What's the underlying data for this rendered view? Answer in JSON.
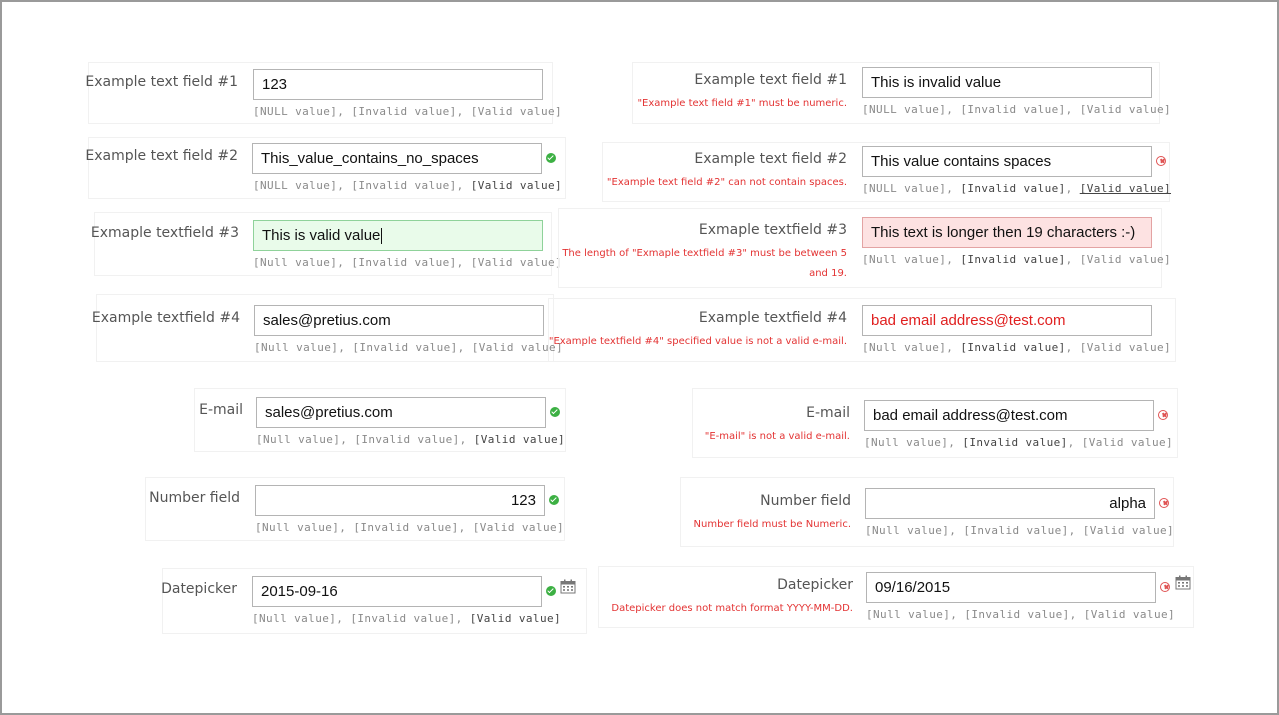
{
  "link_labels": {
    "null_upper": "[NULL value]",
    "invalid": "[Invalid value]",
    "valid": "[Valid value]",
    "null_lower": "[Null value]",
    "separator": ", "
  },
  "colors": {
    "valid_icon": "#3cb043",
    "error": "#e33333",
    "valid_bg": "#e9fbea",
    "invalid_bg": "#fde2e2"
  },
  "left": {
    "field1": {
      "label": "Example text field #1",
      "value": "123"
    },
    "field2": {
      "label": "Example text field #2",
      "value": "This_value_contains_no_spaces"
    },
    "field3": {
      "label": "Exmaple textfield #3",
      "value": "This is valid value"
    },
    "field4": {
      "label": "Example textfield #4",
      "value": "sales@pretius.com"
    },
    "email": {
      "label": "E-mail",
      "value": "sales@pretius.com"
    },
    "number": {
      "label": "Number field",
      "value": "123"
    },
    "date": {
      "label": "Datepicker",
      "value": "2015-09-16"
    }
  },
  "right": {
    "field1": {
      "label": "Example text field #1",
      "value": "This is invalid value",
      "error": "\"Example text field #1\" must be numeric."
    },
    "field2": {
      "label": "Example text field #2",
      "value": "This value contains spaces",
      "error": "\"Example text field #2\" can not contain spaces."
    },
    "field3": {
      "label": "Exmaple textfield #3",
      "value": "This text is longer then 19 characters :-)",
      "error_line1": "The length of \"Exmaple textfield #3\" must be between 5",
      "error_line2": "and 19."
    },
    "field4": {
      "label": "Example textfield #4",
      "value": "bad email address@test.com",
      "error": "\"Example textfield #4\" specified value is not a valid e-mail."
    },
    "email": {
      "label": "E-mail",
      "value": "bad email address@test.com",
      "error": "\"E-mail\" is not a valid e-mail."
    },
    "number": {
      "label": "Number field",
      "value": "alpha",
      "error": "Number field must be Numeric."
    },
    "date": {
      "label": "Datepicker",
      "value": "09/16/2015",
      "error": "Datepicker does not match format YYYY-MM-DD."
    }
  }
}
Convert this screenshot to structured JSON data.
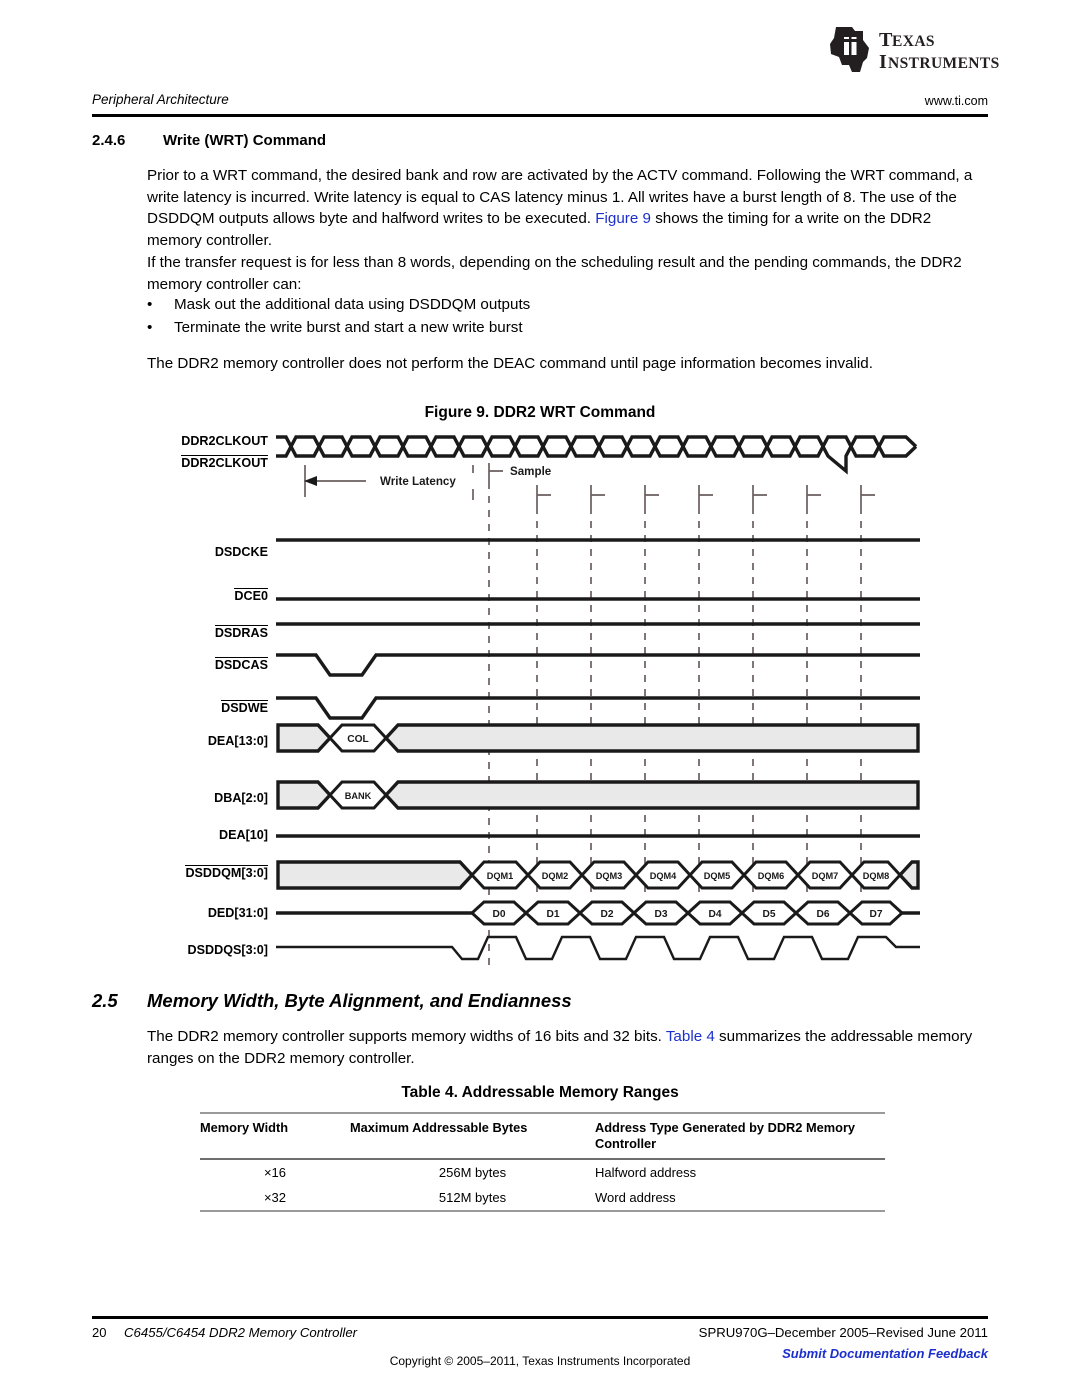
{
  "header": {
    "logo_alt": "texas-instruments-logo",
    "logo_line1": "TEXAS",
    "logo_line2": "INSTRUMENTS",
    "running_head": "Peripheral Architecture",
    "url": "www.ti.com"
  },
  "section_246": {
    "number": "2.4.6",
    "title": "Write (WRT) Command",
    "paragraph1_a": "Prior to a WRT command, the desired bank and row are activated by the ACTV command. Following the WRT command, a write latency is incurred. Write latency is equal to CAS latency minus 1. All writes have a burst length of 8. The use of the DSDDQM outputs allows byte and halfword writes to be executed. ",
    "paragraph1_link": "Figure 9",
    "paragraph1_b": " shows the timing for a write on the DDR2 memory controller.",
    "paragraph2": "If the transfer request is for less than 8 words, depending on the scheduling result and the pending commands, the DDR2 memory controller can:",
    "bullet_marker": "•",
    "bullets": [
      "Mask out the additional data using DSDDQM outputs",
      "Terminate the write burst and start a new write burst"
    ],
    "paragraph3": "The DDR2 memory controller does not perform the DEAC command until page information becomes invalid."
  },
  "figure": {
    "title": "Figure 9. DDR2 WRT Command",
    "annotations": {
      "write_latency": "Write Latency",
      "sample": "Sample"
    },
    "signals": [
      {
        "label": "DDR2CLKOUT",
        "overbar": false,
        "kind": "clock-true"
      },
      {
        "label": "DDR2CLKOUT",
        "overbar": true,
        "kind": "clock-comp"
      },
      {
        "label": "DSDCKE",
        "overbar": false,
        "kind": "level-high"
      },
      {
        "label": "DCE0",
        "overbar": true,
        "kind": "level-low"
      },
      {
        "label": "DSDRAS",
        "overbar": true,
        "kind": "level-high"
      },
      {
        "label": "DSDCAS",
        "overbar": true,
        "kind": "pulse-low"
      },
      {
        "label": "DSDWE",
        "overbar": true,
        "kind": "pulse-low"
      },
      {
        "label": "DEA[13:0]",
        "overbar": false,
        "kind": "bus-single",
        "value": "COL"
      },
      {
        "label": "DBA[2:0]",
        "overbar": false,
        "kind": "bus-single",
        "value": "BANK"
      },
      {
        "label": "DEA[10]",
        "overbar": false,
        "kind": "level-low"
      },
      {
        "label": "DSDDQM[3:0]",
        "overbar": true,
        "kind": "bus-burst",
        "values": [
          "DQM1",
          "DQM2",
          "DQM3",
          "DQM4",
          "DQM5",
          "DQM6",
          "DQM7",
          "DQM8"
        ]
      },
      {
        "label": "DED[31:0]",
        "overbar": false,
        "kind": "data-burst",
        "values": [
          "D0",
          "D1",
          "D2",
          "D3",
          "D4",
          "D5",
          "D6",
          "D7"
        ]
      },
      {
        "label": "DSDDQS[3:0]",
        "overbar": false,
        "kind": "strobe"
      }
    ],
    "colors": {
      "wave": "#1a1a1a",
      "bus_fill": "#e9e9e9",
      "grid_dash": "#6b5f5f"
    }
  },
  "section_25": {
    "number": "2.5",
    "title": "Memory Width, Byte Alignment, and Endianness",
    "paragraph_a": "The DDR2 memory controller supports memory widths of 16 bits and 32 bits. ",
    "paragraph_link": "Table 4",
    "paragraph_b": " summarizes the addressable memory ranges on the DDR2 memory controller."
  },
  "table4": {
    "title": "Table 4. Addressable Memory Ranges",
    "columns": [
      "Memory Width",
      "Maximum Addressable Bytes",
      "Address Type Generated by DDR2 Memory Controller"
    ],
    "rows": [
      [
        "×16",
        "256M bytes",
        "Halfword address"
      ],
      [
        "×32",
        "512M bytes",
        "Word address"
      ]
    ]
  },
  "footer": {
    "page": "20",
    "document": "C6455/C6454 DDR2 Memory Controller",
    "revision": "SPRU970G–December 2005–Revised June 2011",
    "feedback": "Submit Documentation Feedback",
    "copyright": "Copyright © 2005–2011, Texas Instruments Incorporated",
    "link_color": "#1b2fcc"
  }
}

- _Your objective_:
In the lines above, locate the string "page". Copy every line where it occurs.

- _Result of this exercise_:
    "paragraph3": "The DDR2 memory controller does not perform the DEAC command until page information becomes invalid."
    "page": "20",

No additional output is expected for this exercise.